In T 843/03 the board pointed out that the priority document had to provide an enabling disclosure (T 81/87, OJ 1990, 250; T 193/95) and recalled that it has been established in a number of board of appeal decisions that sufficiency of disclosure presupposes that the skilled person is able to obtain substantially all embodiments falling within the ambit of the claims and that he/she, in order to reach this goal, may not be confronted with an undue burden. The examining division had taken the view that the first priority document was not enabling for the production of the claimed VLP (virus-like particle) comprising human papilloma virus-16 (HPV-16) L1 capsid protein. However, based on previous case law on the requirement of Art. 83 EPC 1973 (T 19/90, OJ 1990, 476) and on the novelty requirement (T 464/94) the board concluded that, when an applicant provided a technical disclosure and prima facie evidence as to certain technical elements in an application, it was the EPO which had the burden of proof when judging that something was not shown. The board held that the examining division had not taken the legally appropriate approach when deciding to the disadvantage of the applicant with the reason that "[…] no absolute fact can be deduced from figure 7 as to whether it shows correctly formed HPV 16 particles or not". The board did not see full proof of such facts as a requirement within the framework of the EPC and could not see any serious doubts of the examining division substantiated by verifiable facts.

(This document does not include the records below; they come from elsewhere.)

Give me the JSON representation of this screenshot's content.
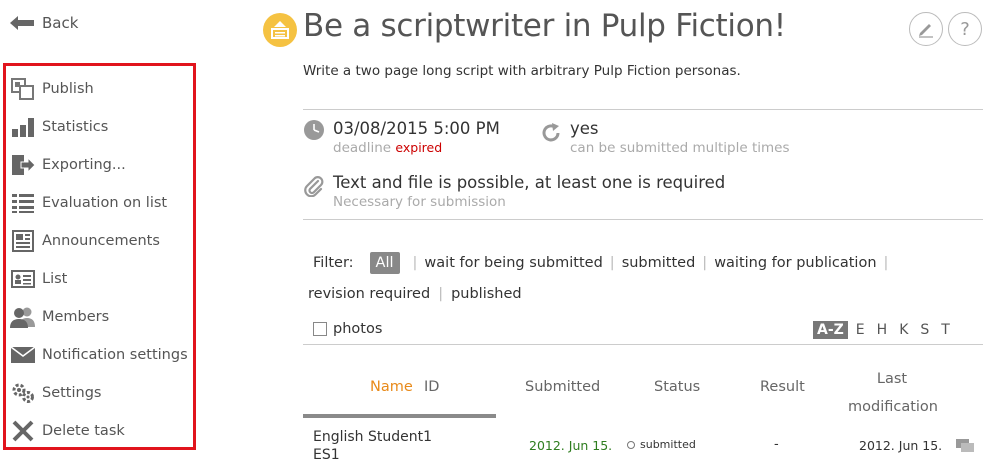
{
  "nav": {
    "back_label": "Back"
  },
  "sidebar": {
    "items": [
      {
        "label": "Publish",
        "icon": "publish-icon"
      },
      {
        "label": "Statistics",
        "icon": "statistics-icon"
      },
      {
        "label": "Exporting...",
        "icon": "export-icon"
      },
      {
        "label": "Evaluation on list",
        "icon": "list-evaluation-icon"
      },
      {
        "label": "Announcements",
        "icon": "announcements-icon"
      },
      {
        "label": "List",
        "icon": "id-card-icon"
      },
      {
        "label": "Members",
        "icon": "members-icon"
      },
      {
        "label": "Notification settings",
        "icon": "envelope-icon"
      },
      {
        "label": "Settings",
        "icon": "gears-icon"
      },
      {
        "label": "Delete task",
        "icon": "delete-x-icon"
      }
    ],
    "highlight_color": "#e1141d"
  },
  "task": {
    "title": "Be a scriptwriter in Pulp Fiction!",
    "description": "Write a two page long script with arbitrary Pulp Fiction personas.",
    "deadline": "03/08/2015 5:00 PM",
    "deadline_label": "deadline",
    "deadline_status": "expired",
    "multiple": "yes",
    "multiple_label": "can be submitted multiple times",
    "submission_type": "Text and file is possible, at least one is required",
    "submission_label": "Necessary for submission"
  },
  "filter": {
    "label": "Filter:",
    "all": "All",
    "options": [
      "wait for being submitted",
      "submitted",
      "waiting for publication",
      "revision required",
      "published"
    ]
  },
  "photos_label": "photos",
  "alpha": [
    "A-Z",
    "E",
    "H",
    "K",
    "S",
    "T"
  ],
  "table": {
    "headers": {
      "name": "Name",
      "id": "ID",
      "submitted": "Submitted",
      "status": "Status",
      "result": "Result",
      "last_mod_1": "Last",
      "last_mod_2": "modification"
    },
    "rows": [
      {
        "name": "English Student1",
        "id": "ES1",
        "submitted": "2012. Jun 15.",
        "status": "submitted",
        "result": "-",
        "last_modification": "2012. Jun 15."
      }
    ]
  },
  "colors": {
    "accent": "#f5c242",
    "sort_active": "#e88a1a",
    "submitted_date": "#2e7d1f"
  }
}
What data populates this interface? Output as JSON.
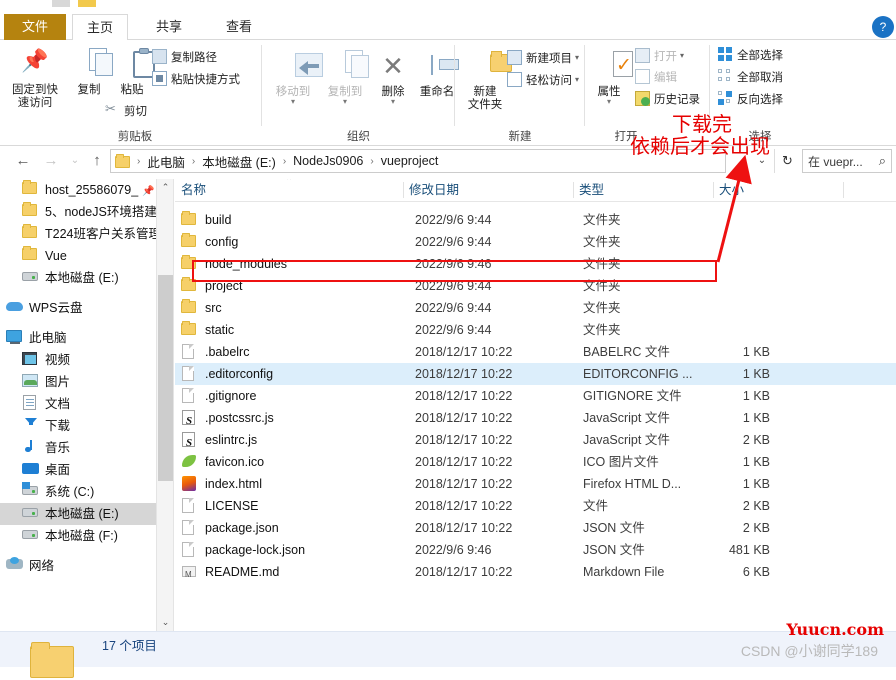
{
  "window": {
    "collapse_icon": "chevron-up-icon",
    "help_badge": "?"
  },
  "ribbon": {
    "tabs": [
      {
        "label": "文件",
        "active": false,
        "kind": "file"
      },
      {
        "label": "主页",
        "active": true
      },
      {
        "label": "共享",
        "active": false
      },
      {
        "label": "查看",
        "active": false
      }
    ],
    "groups": [
      {
        "name": "剪贴板",
        "big_buttons": [
          {
            "label_line1": "固定到快",
            "label_line2": "速访问",
            "icon": "pin-icon"
          },
          {
            "label_line1": "复制",
            "label_line2": "",
            "icon": "copy-icon"
          },
          {
            "label_line1": "粘贴",
            "label_line2": "",
            "icon": "paste-icon"
          }
        ],
        "small_buttons": [
          {
            "label": "复制路径",
            "icon": "copy-path-icon"
          },
          {
            "label": "粘贴快捷方式",
            "icon": "paste-shortcut-icon"
          },
          {
            "label": "剪切",
            "icon": "scissors-icon"
          }
        ]
      },
      {
        "name": "组织",
        "big_buttons": [
          {
            "label_line1": "移动到",
            "icon": "move-to-icon",
            "dim": true
          },
          {
            "label_line1": "复制到",
            "icon": "copy-to-icon",
            "dim": true
          },
          {
            "label_line1": "删除",
            "icon": "delete-icon"
          },
          {
            "label_line1": "重命名",
            "icon": "rename-icon"
          }
        ]
      },
      {
        "name": "新建",
        "big_buttons": [
          {
            "label_line1": "新建",
            "label_line2": "文件夹",
            "icon": "new-folder-icon"
          }
        ],
        "small_buttons": [
          {
            "label": "新建项目",
            "icon": "new-item-icon",
            "has_caret": true
          },
          {
            "label": "轻松访问",
            "icon": "easy-access-icon",
            "has_caret": true
          }
        ]
      },
      {
        "name": "打开",
        "big_buttons": [
          {
            "label_line1": "属性",
            "icon": "properties-icon"
          }
        ],
        "small_buttons": [
          {
            "label": "打开",
            "icon": "open-icon",
            "has_caret": true,
            "dim": true
          },
          {
            "label": "编辑",
            "icon": "edit-icon",
            "dim": true
          },
          {
            "label": "历史记录",
            "icon": "history-icon"
          }
        ]
      },
      {
        "name": "选择",
        "small_buttons": [
          {
            "label": "全部选择",
            "icon": "select-all-icon"
          },
          {
            "label": "全部取消",
            "icon": "select-none-icon"
          },
          {
            "label": "反向选择",
            "icon": "invert-selection-icon"
          }
        ]
      }
    ]
  },
  "addressbar": {
    "back": "←",
    "forward": "→",
    "recent_caret": "⌄",
    "up": "↑",
    "breadcrumbs": [
      "此电脑",
      "本地磁盘 (E:)",
      "NodeJs0906",
      "vueproject"
    ],
    "separator": "›",
    "dropdown": "⌄",
    "refresh": "↻",
    "search_placeholder": "在 vuepr...",
    "search_value": "",
    "search_icon": "magnifier-icon"
  },
  "nav": {
    "items": [
      {
        "label": "host_25586079_",
        "icon": "folder-icon",
        "pinned": true,
        "indent": 1
      },
      {
        "label": "5、nodeJS环境搭建",
        "icon": "folder-icon",
        "indent": 1
      },
      {
        "label": "T224班客户关系管理",
        "icon": "folder-icon",
        "indent": 1
      },
      {
        "label": "Vue",
        "icon": "folder-icon",
        "indent": 1
      },
      {
        "label": "本地磁盘 (E:)",
        "icon": "drive-icon",
        "indent": 1
      },
      {
        "label": "WPS云盘",
        "icon": "cloud-icon",
        "indent": 0
      },
      {
        "label": "此电脑",
        "icon": "computer-icon",
        "indent": 0
      },
      {
        "label": "视频",
        "icon": "videos-icon",
        "indent": 1
      },
      {
        "label": "图片",
        "icon": "pictures-icon",
        "indent": 1
      },
      {
        "label": "文档",
        "icon": "documents-icon",
        "indent": 1
      },
      {
        "label": "下载",
        "icon": "downloads-icon",
        "indent": 1
      },
      {
        "label": "音乐",
        "icon": "music-icon",
        "indent": 1
      },
      {
        "label": "桌面",
        "icon": "desktop-icon",
        "indent": 1
      },
      {
        "label": "系统 (C:)",
        "icon": "system-drive-icon",
        "indent": 1
      },
      {
        "label": "本地磁盘 (E:)",
        "icon": "drive-icon",
        "indent": 1,
        "selected": true
      },
      {
        "label": "本地磁盘 (F:)",
        "icon": "drive-icon",
        "indent": 1
      },
      {
        "label": "网络",
        "icon": "network-icon",
        "indent": 0
      }
    ],
    "scroll_up": "⌃",
    "scroll_down": "⌄"
  },
  "list": {
    "columns": [
      {
        "key": "name",
        "label": "名称",
        "sorted": true
      },
      {
        "key": "date",
        "label": "修改日期"
      },
      {
        "key": "type",
        "label": "类型"
      },
      {
        "key": "size",
        "label": "大小"
      }
    ],
    "sort_marker": "⌃",
    "rows": [
      {
        "name": "build",
        "date": "2022/9/6 9:44",
        "type": "文件夹",
        "size": "",
        "icon": "folder-icon"
      },
      {
        "name": "config",
        "date": "2022/9/6 9:44",
        "type": "文件夹",
        "size": "",
        "icon": "folder-icon"
      },
      {
        "name": "node_modules",
        "date": "2022/9/6 9:46",
        "type": "文件夹",
        "size": "",
        "icon": "folder-icon",
        "highlighted": true
      },
      {
        "name": "project",
        "date": "2022/9/6 9:44",
        "type": "文件夹",
        "size": "",
        "icon": "folder-icon"
      },
      {
        "name": "src",
        "date": "2022/9/6 9:44",
        "type": "文件夹",
        "size": "",
        "icon": "folder-icon"
      },
      {
        "name": "static",
        "date": "2022/9/6 9:44",
        "type": "文件夹",
        "size": "",
        "icon": "folder-icon"
      },
      {
        "name": ".babelrc",
        "date": "2018/12/17 10:22",
        "type": "BABELRC 文件",
        "size": "1 KB",
        "icon": "file-icon"
      },
      {
        "name": ".editorconfig",
        "date": "2018/12/17 10:22",
        "type": "EDITORCONFIG ...",
        "size": "1 KB",
        "icon": "file-icon",
        "selected": true
      },
      {
        "name": ".gitignore",
        "date": "2018/12/17 10:22",
        "type": "GITIGNORE 文件",
        "size": "1 KB",
        "icon": "file-icon"
      },
      {
        "name": ".postcssrc.js",
        "date": "2018/12/17 10:22",
        "type": "JavaScript 文件",
        "size": "1 KB",
        "icon": "js-file-icon"
      },
      {
        "name": "eslintrc.js",
        "date": "2018/12/17 10:22",
        "type": "JavaScript 文件",
        "size": "2 KB",
        "icon": "js-file-icon"
      },
      {
        "name": "favicon.ico",
        "date": "2018/12/17 10:22",
        "type": "ICO 图片文件",
        "size": "1 KB",
        "icon": "ico-file-icon"
      },
      {
        "name": "index.html",
        "date": "2018/12/17 10:22",
        "type": "Firefox HTML D...",
        "size": "1 KB",
        "icon": "firefox-file-icon"
      },
      {
        "name": "LICENSE",
        "date": "2018/12/17 10:22",
        "type": "文件",
        "size": "2 KB",
        "icon": "file-icon"
      },
      {
        "name": "package.json",
        "date": "2018/12/17 10:22",
        "type": "JSON 文件",
        "size": "2 KB",
        "icon": "file-icon"
      },
      {
        "name": "package-lock.json",
        "date": "2022/9/6 9:46",
        "type": "JSON 文件",
        "size": "481 KB",
        "icon": "file-icon"
      },
      {
        "name": "README.md",
        "date": "2018/12/17 10:22",
        "type": "Markdown File",
        "size": "6 KB",
        "icon": "md-file-icon"
      }
    ]
  },
  "status": {
    "item_count": "17 个项目",
    "preview_icon": "folder-icon"
  },
  "annotations": {
    "note_line1": "下载完",
    "note_line2": "依赖后才会出现",
    "color": "#e60000",
    "watermark_red": "Yuucn.com",
    "watermark_gray": "CSDN @小谢同学189"
  }
}
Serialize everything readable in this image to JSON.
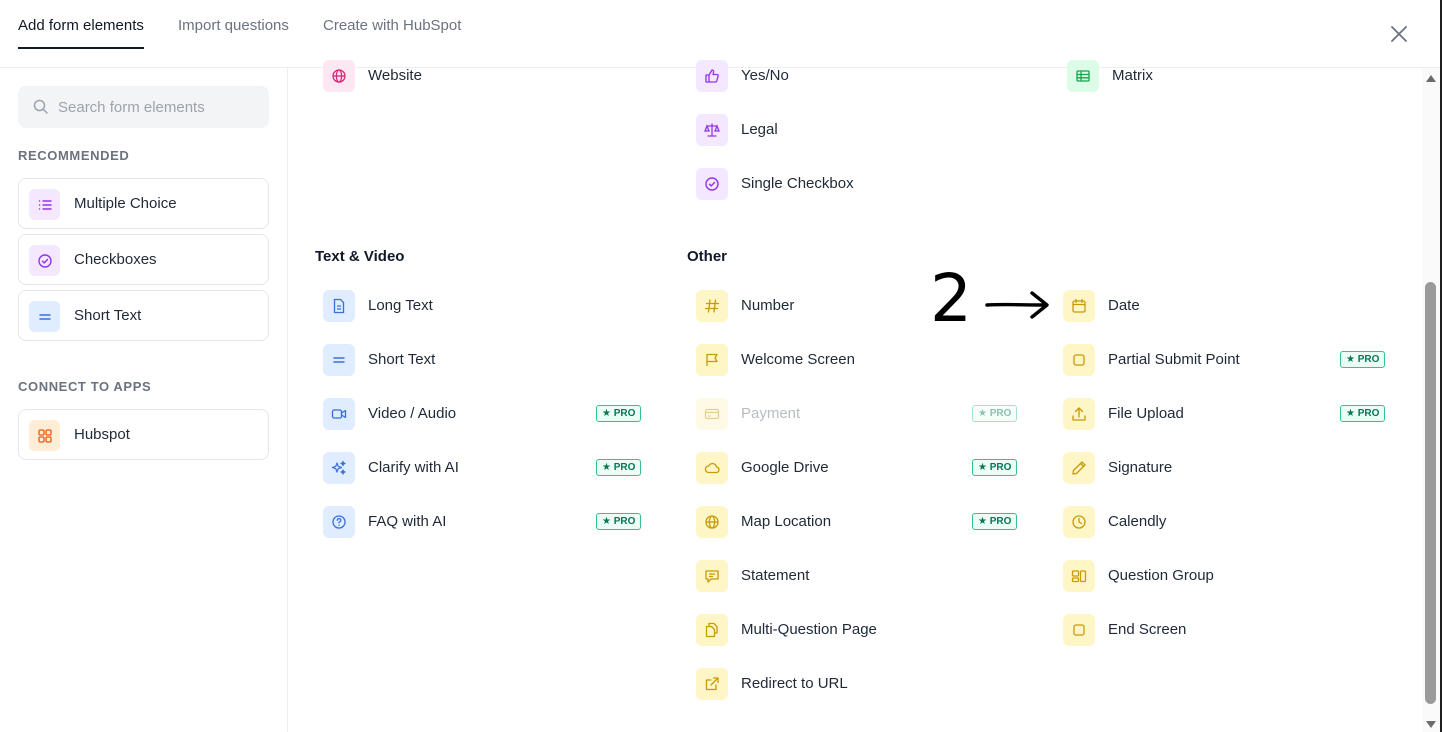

In T 903/05 the board rejected the argument of appellant II that the claims did not relate to the same invention since the priority document lacked any experimental data which made it plausible that the invention now claimed worked. The enablement of the disclosure of the priority document had explicitly not been challenged by appellant II. The board saw no legal basis for imposing additional criteria such as the presence of experimental data in the priority document which made it plausible that the invention would work. The board was furthermore convinced that the experimental data which were present in the patent and not in the priority document did not change the nature of the invention disclosed.
According to the board in T 107/09, the antibody MR1 was indispensable in order to reproduce the invention of claim 1. The "written" disclosure in the earlier US application from which priority was claimed, even if supplemented by common general knowledge, would not enable the skilled person to carry out the invention. The hybridoma cell line producing the antibody MR1 had been deposited with the ATCC (American Type Culture Collection) only after the filing date of the earlier application. In view of the absence of explicit provisions in the EPC as to when a deposit of biological material had to be made in relation to an earlier application (R. 28 EPC 1973 being concerned with European applications), the board referred in particular to decision G 1/03, according to which the requirement of sufficiency of disclosure had to be complied with - in relation to an earlier application from which priority was claimed - at the date of filing of that application. Thus, the board reasoned, if the deposit of biological material was necessary for the requirement of sufficiency of disclosure to be fulfilled for a "priority application", the deposit of this material had to have been made no later than the date of filing of that earlier application. This was not the case here.